All entries below must be given again word for word.
# # # # #
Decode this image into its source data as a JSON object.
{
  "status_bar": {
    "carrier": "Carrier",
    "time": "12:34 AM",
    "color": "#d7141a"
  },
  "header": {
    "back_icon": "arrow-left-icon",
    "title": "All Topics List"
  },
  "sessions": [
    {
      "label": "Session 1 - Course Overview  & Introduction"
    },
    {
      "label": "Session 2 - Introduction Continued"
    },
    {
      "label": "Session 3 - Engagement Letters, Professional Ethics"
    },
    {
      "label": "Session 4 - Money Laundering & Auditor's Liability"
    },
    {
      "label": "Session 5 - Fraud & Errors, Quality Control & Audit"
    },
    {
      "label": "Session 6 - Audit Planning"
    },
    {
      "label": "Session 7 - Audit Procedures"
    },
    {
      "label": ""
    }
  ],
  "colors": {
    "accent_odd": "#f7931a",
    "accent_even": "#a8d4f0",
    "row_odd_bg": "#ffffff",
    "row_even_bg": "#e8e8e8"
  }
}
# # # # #
**Expected answer:**
Decode this image into its source data as a JSON object.
{
  "status_bar": {
    "carrier": "Carrier",
    "time": "12:34 AM",
    "color": "#d7141a"
  },
  "header": {
    "back_icon": "arrow-left-icon",
    "title": "All Topics List"
  },
  "sessions": [
    {
      "label": "Session 1 - Course Overview  & Introduction"
    },
    {
      "label": "Session 2 - Introduction Continued"
    },
    {
      "label": "Session 3 - Engagement Letters, Professional Ethics"
    },
    {
      "label": "Session 4 - Money Laundering & Auditor's Liability"
    },
    {
      "label": "Session 5 - Fraud & Errors, Quality Control & Audit"
    },
    {
      "label": "Session 6 - Audit Planning"
    },
    {
      "label": "Session 7 - Audit Procedures"
    },
    {
      "label": ""
    }
  ],
  "colors": {
    "accent_odd": "#f7931a",
    "accent_even": "#a8d4f0",
    "row_odd_bg": "#ffffff",
    "row_even_bg": "#e8e8e8"
  }
}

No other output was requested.